Native Client is Google software built into Chrome that lets programmers run lightly modified C or C++ software directly in the browser. Ordinarily running such native software, compiled by programmers and downloaded over the Internet, would be a security nightmare. But Native Client, aka NaCl, comes with security protections--it only lets permitted instructions run, and it executes software in a protective sandbox.

So far other browser makers have treated Native Client with reactions ranging from indifference to disapproval. But Google's browser is gaining in popularity, and Google has its Chrome Web Store to distribute NaCl apps. If a significant number of programmers embrace NaCl in favor of JavaScript, WebGL, CSS, and other Web-app programming technologies, though, it's conceivable browser developers could overcome their NaCl aversion.

NaCl got its start on x86 processors from Intel and AMD, but Google has been working to adapt Native Client for ARM-based systems. However, Google doesn't support NaCl in its new Chrome for Android browser, which runs on ARM-based mobile phones.

Unity 3.5 also has a "preview release" of support for Adobe Systems' Flash Player 11 plug-in, whose most notable difference over predecessors is support for the Stage 3D interface for hardware-accelerated 3D graphics. Flash is widely installed on personal computers, but Adobe abandoned an effort to bring it to mobile devices.

In addition to the new platform support, Unity 3.5 includes a number of new programming features, too. Among them:

• The Shuriken system for particle-based visual effects to simulate things like fire and smoke

• Better and faster lighting effects such as high dynamic range imagery

• Smarter "pathfinding" algorithms for directing characters around obstacles or through crowds

• Better performance through improved "occlusion culling," which means a computer doesn't have to waste as many resources handling objects that can't be seen

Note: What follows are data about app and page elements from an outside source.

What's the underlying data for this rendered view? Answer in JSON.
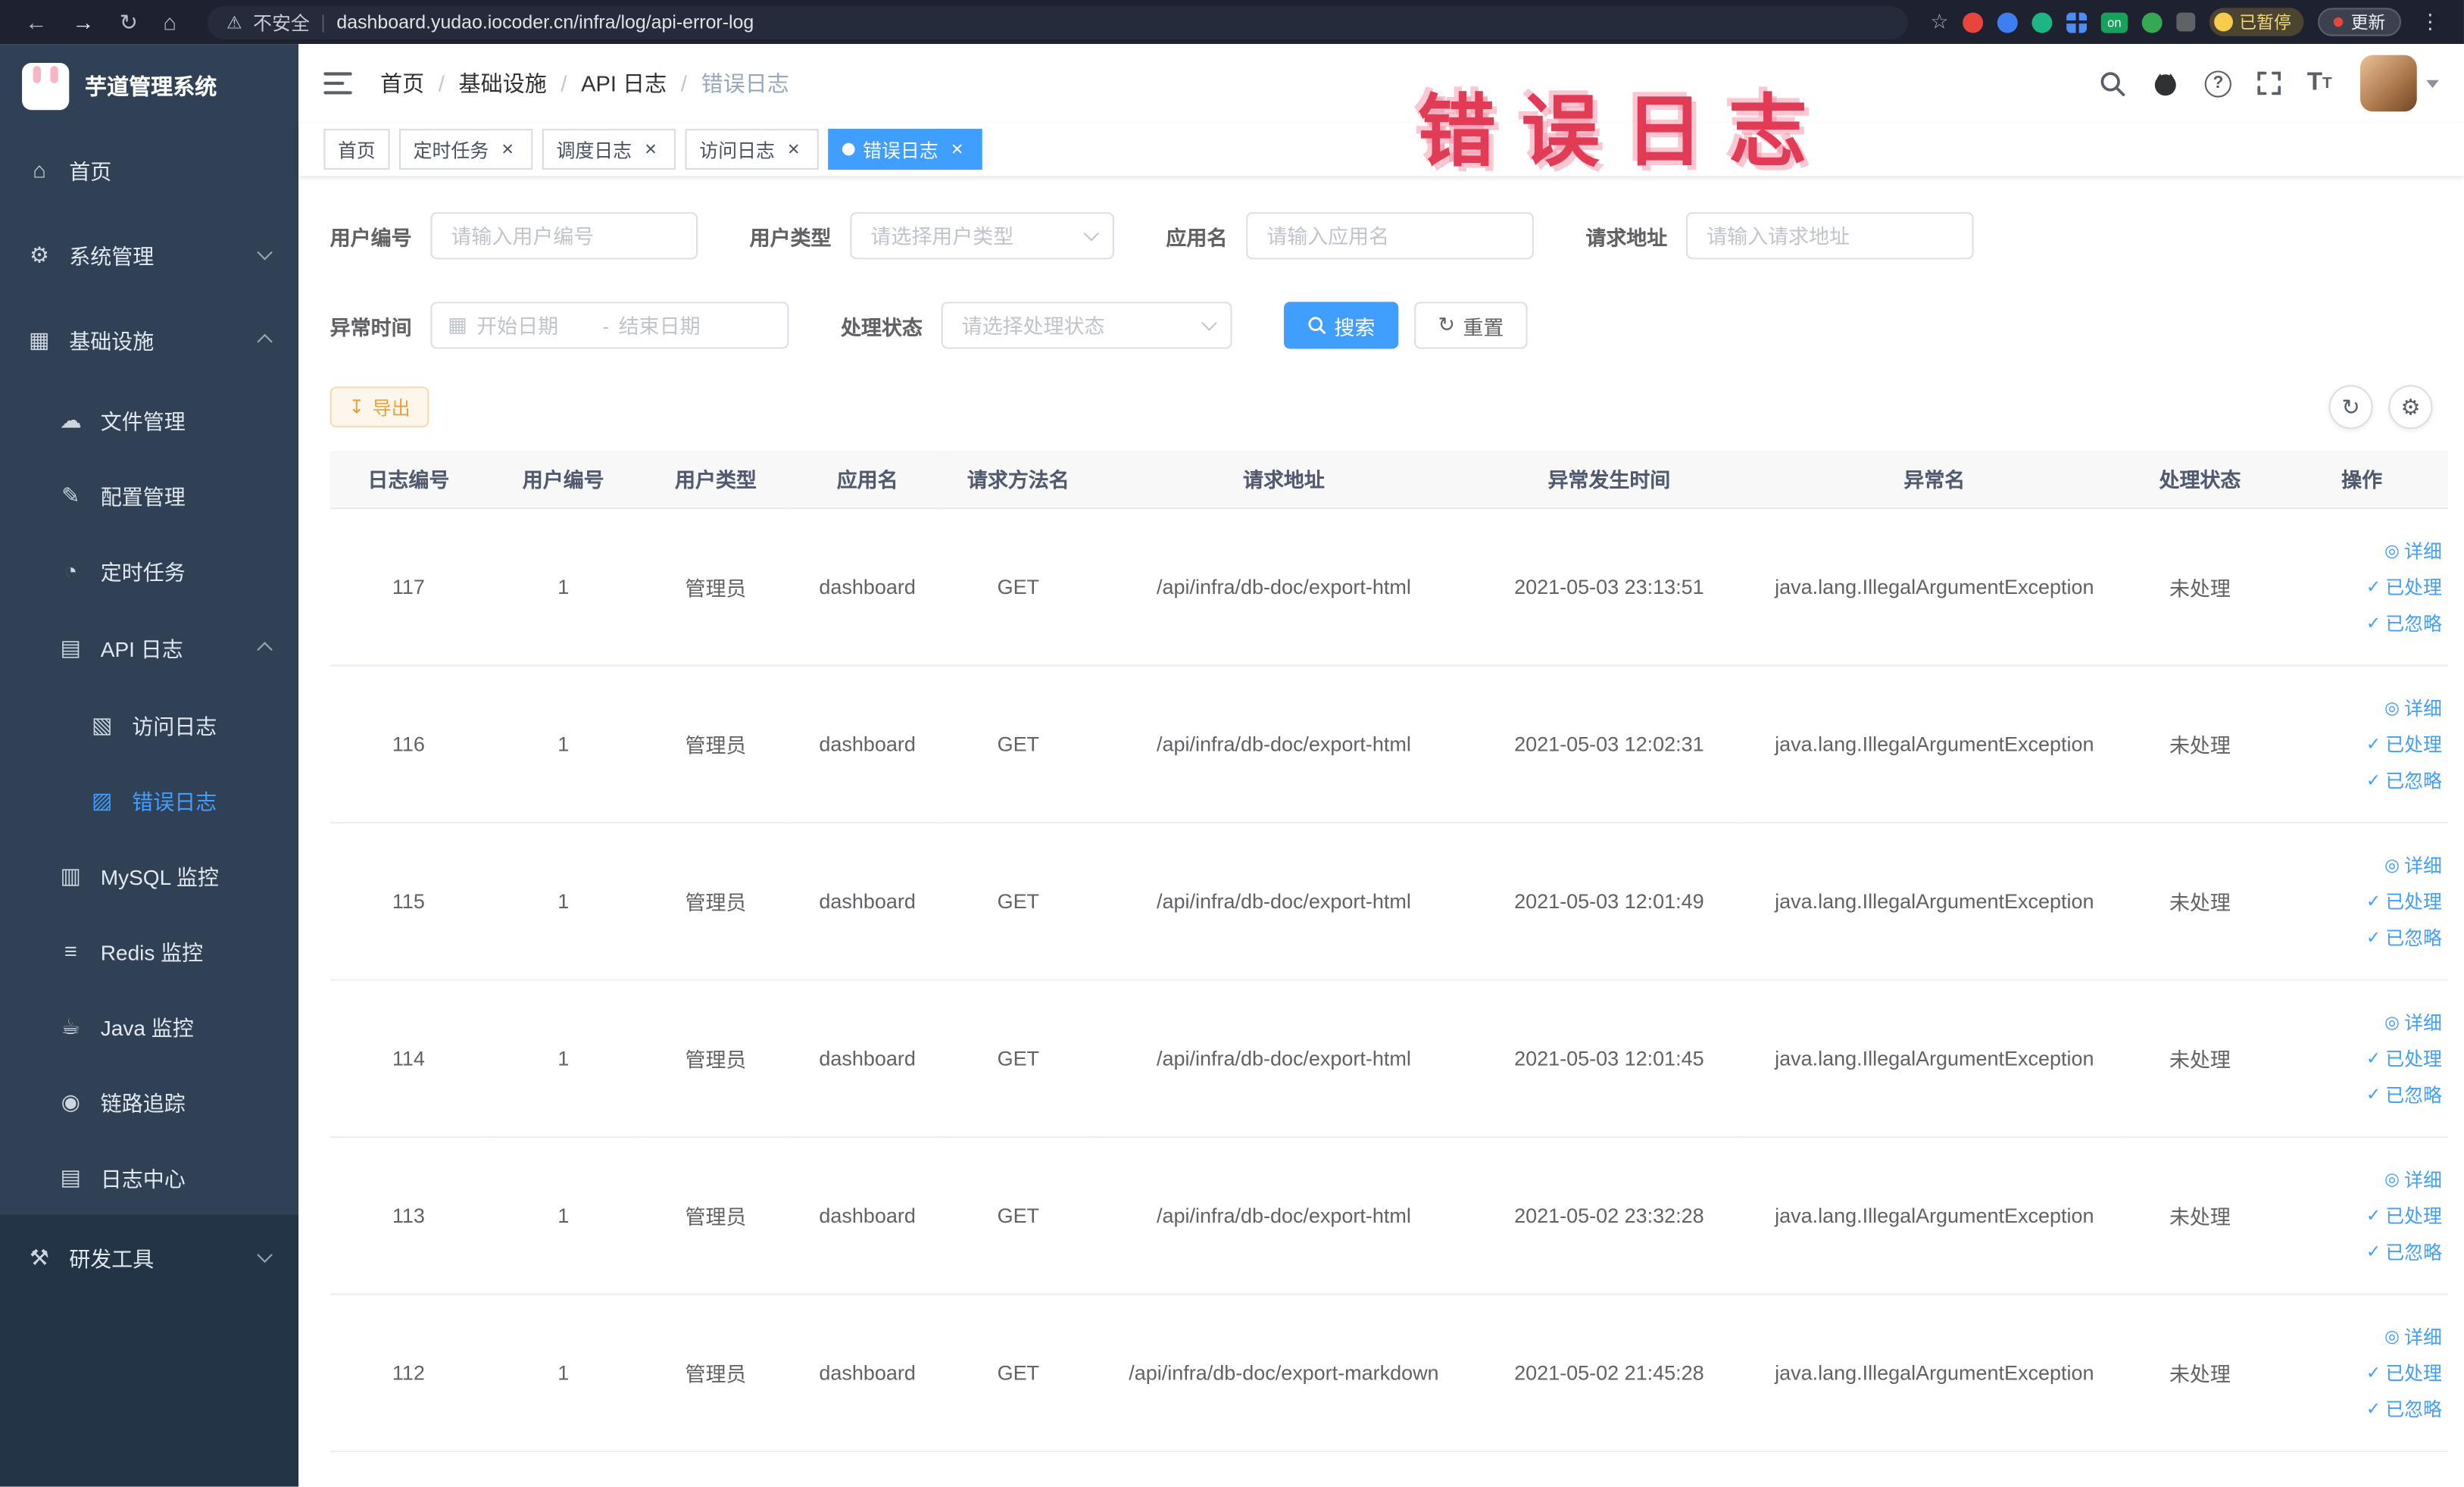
{
  "browser": {
    "security_label": "不安全",
    "url": "dashboard.yudao.iocoder.cn/infra/log/api-error-log",
    "ext_on_label": "on",
    "paused_label": "已暂停",
    "update_label": "更新"
  },
  "icons": {
    "back": "←",
    "forward": "→",
    "reload": "↻",
    "home": "⌂",
    "warning": "⚠",
    "star": "☆",
    "kebab": "⋮",
    "divider": "|",
    "sidebar_home": "⌂",
    "gear": "⚙",
    "infra": "▦",
    "file": "☁",
    "config": "✎",
    "timer": "◔",
    "api_log": "▤",
    "access_log": "▧",
    "error_log": "▨",
    "mysql": "▥",
    "redis": "≡",
    "java": "☕",
    "trace": "◉",
    "log_center": "▤",
    "tools": "⚒",
    "question": "?",
    "calendar": "▦",
    "download": "↧",
    "refresh": "↻",
    "settings": "⚙",
    "eye": "◎",
    "check": "✓",
    "close": "×",
    "font_big": "T",
    "font_small": "T"
  },
  "sidebar": {
    "logo_text": "芋道管理系统",
    "items": [
      "首页",
      "系统管理",
      "基础设施",
      "文件管理",
      "配置管理",
      "定时任务",
      "API 日志",
      "访问日志",
      "错误日志",
      "MySQL 监控",
      "Redis 监控",
      "Java 监控",
      "链路追踪",
      "日志中心",
      "研发工具"
    ]
  },
  "header": {
    "breadcrumb": [
      "首页",
      "基础设施",
      "API 日志",
      "错误日志"
    ],
    "separator": "/"
  },
  "annotation": "错误日志",
  "tabs": [
    {
      "label": "首页",
      "active": false,
      "closable": false
    },
    {
      "label": "定时任务",
      "active": false,
      "closable": true
    },
    {
      "label": "调度日志",
      "active": false,
      "closable": true
    },
    {
      "label": "访问日志",
      "active": false,
      "closable": true
    },
    {
      "label": "错误日志",
      "active": true,
      "closable": true
    }
  ],
  "filters": {
    "user_id": {
      "label": "用户编号",
      "placeholder": "请输入用户编号",
      "value": ""
    },
    "user_type": {
      "label": "用户类型",
      "placeholder": "请选择用户类型",
      "value": ""
    },
    "app_name": {
      "label": "应用名",
      "placeholder": "请输入应用名",
      "value": ""
    },
    "request_url": {
      "label": "请求地址",
      "placeholder": "请输入请求地址",
      "value": ""
    },
    "exception_time": {
      "label": "异常时间",
      "start_placeholder": "开始日期",
      "separator": "-",
      "end_placeholder": "结束日期"
    },
    "process_status": {
      "label": "处理状态",
      "placeholder": "请选择处理状态",
      "value": ""
    },
    "search_label": "搜索",
    "reset_label": "重置"
  },
  "toolbar": {
    "export_label": "导出"
  },
  "table": {
    "columns": [
      "日志编号",
      "用户编号",
      "用户类型",
      "应用名",
      "请求方法名",
      "请求地址",
      "异常发生时间",
      "异常名",
      "处理状态",
      "操作"
    ],
    "rows": [
      {
        "log_id": "117",
        "user_id": "1",
        "user_type": "管理员",
        "app": "dashboard",
        "method": "GET",
        "url": "/api/infra/db-doc/export-html",
        "time": "2021-05-03 23:13:51",
        "exception": "java.lang.IllegalArgumentException",
        "status": "未处理"
      },
      {
        "log_id": "116",
        "user_id": "1",
        "user_type": "管理员",
        "app": "dashboard",
        "method": "GET",
        "url": "/api/infra/db-doc/export-html",
        "time": "2021-05-03 12:02:31",
        "exception": "java.lang.IllegalArgumentException",
        "status": "未处理"
      },
      {
        "log_id": "115",
        "user_id": "1",
        "user_type": "管理员",
        "app": "dashboard",
        "method": "GET",
        "url": "/api/infra/db-doc/export-html",
        "time": "2021-05-03 12:01:49",
        "exception": "java.lang.IllegalArgumentException",
        "status": "未处理"
      },
      {
        "log_id": "114",
        "user_id": "1",
        "user_type": "管理员",
        "app": "dashboard",
        "method": "GET",
        "url": "/api/infra/db-doc/export-html",
        "time": "2021-05-03 12:01:45",
        "exception": "java.lang.IllegalArgumentException",
        "status": "未处理"
      },
      {
        "log_id": "113",
        "user_id": "1",
        "user_type": "管理员",
        "app": "dashboard",
        "method": "GET",
        "url": "/api/infra/db-doc/export-html",
        "time": "2021-05-02 23:32:28",
        "exception": "java.lang.IllegalArgumentException",
        "status": "未处理"
      },
      {
        "log_id": "112",
        "user_id": "1",
        "user_type": "管理员",
        "app": "dashboard",
        "method": "GET",
        "url": "/api/infra/db-doc/export-markdown",
        "time": "2021-05-02 21:45:28",
        "exception": "java.lang.IllegalArgumentException",
        "status": "未处理"
      }
    ]
  },
  "row_actions": {
    "detail": "详细",
    "processed": "已处理",
    "ignored": "已忽略"
  }
}
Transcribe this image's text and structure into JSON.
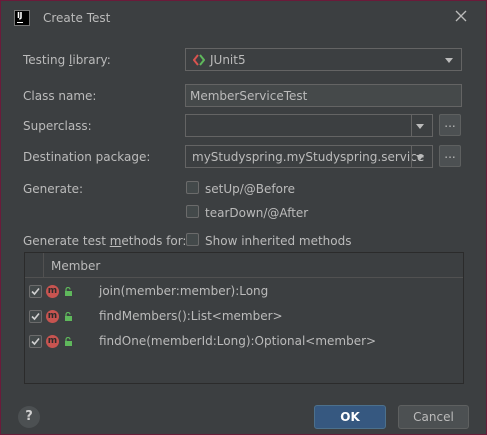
{
  "dialog": {
    "title": "Create Test",
    "app_icon_text": "IJ"
  },
  "form": {
    "testing_library_label_pre": "Testing ",
    "testing_library_label_mnemonic": "l",
    "testing_library_label_post": "ibrary:",
    "testing_library_value": "JUnit5",
    "class_name_label": "Class name:",
    "class_name_value": "MemberServiceTest",
    "superclass_label": "Superclass:",
    "superclass_value": "",
    "destination_label": "Destination package:",
    "destination_value": "myStudyspring.myStudyspring.service",
    "browse_label": "...",
    "generate_label": "Generate:",
    "setup_label": "setUp/@Before",
    "teardown_label": "tearDown/@After",
    "gen_methods_label_pre": "Generate test ",
    "gen_methods_label_mnemonic": "m",
    "gen_methods_label_post": "ethods for:",
    "show_inherited_label": "Show inherited methods"
  },
  "table": {
    "header": "Member",
    "badge": "m",
    "rows": [
      {
        "label": "join(member:member):Long",
        "checked": true
      },
      {
        "label": "findMembers():List<member>",
        "checked": true
      },
      {
        "label": "findOne(memberId:Long):Optional<member>",
        "checked": true
      }
    ]
  },
  "footer": {
    "help_label": "?",
    "ok_label": "OK",
    "cancel_label": "Cancel"
  },
  "colors": {
    "background": "#3c3f41",
    "accent_button": "#365880",
    "method_badge": "#c75450",
    "junit_red": "#d9534f",
    "junit_green": "#5fb85c"
  }
}
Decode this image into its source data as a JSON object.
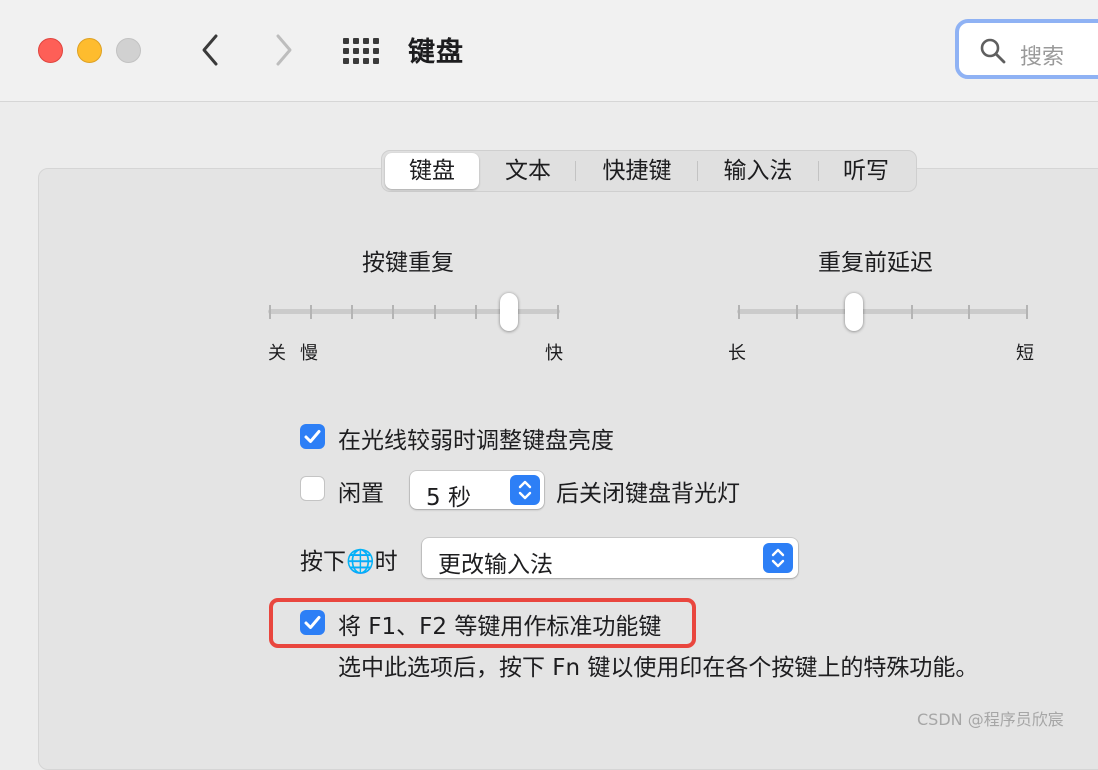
{
  "window": {
    "title": "键盘",
    "search_placeholder": "搜索"
  },
  "tabs": [
    {
      "label": "键盘",
      "active": true
    },
    {
      "label": "文本",
      "active": false
    },
    {
      "label": "快捷键",
      "active": false
    },
    {
      "label": "输入法",
      "active": false
    },
    {
      "label": "听写",
      "active": false
    }
  ],
  "key_repeat": {
    "title": "按键重复",
    "labels": {
      "off": "关",
      "slow": "慢",
      "fast": "快"
    },
    "level": 0.83
  },
  "repeat_delay": {
    "title": "重复前延迟",
    "labels": {
      "long": "长",
      "short": "短"
    },
    "level": 0.4
  },
  "options": {
    "adjust_brightness": {
      "label": "在光线较弱时调整键盘亮度",
      "checked": true
    },
    "idle_backlight": {
      "label_before": "闲置",
      "value": "5 秒",
      "label_after": "后关闭键盘背光灯",
      "checked": false
    },
    "globe_key": {
      "label": "按下🌐时",
      "value": "更改输入法"
    },
    "fn_keys": {
      "label": "将 F1、F2 等键用作标准功能键",
      "checked": true,
      "description": "选中此选项后，按下 Fn 键以使用印在各个按键上的特殊功能。"
    }
  },
  "watermark": "CSDN @程序员欣宸",
  "colors": {
    "accent": "#2d7ff6",
    "highlight_border": "#e9463e",
    "close": "#fe5f57",
    "minimize": "#febc2e"
  }
}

• An interface for social gaming

The upgrade is free for Unity 3 developers. The software comes in a free basic version or costs $1,500 per developer for Unity Pro.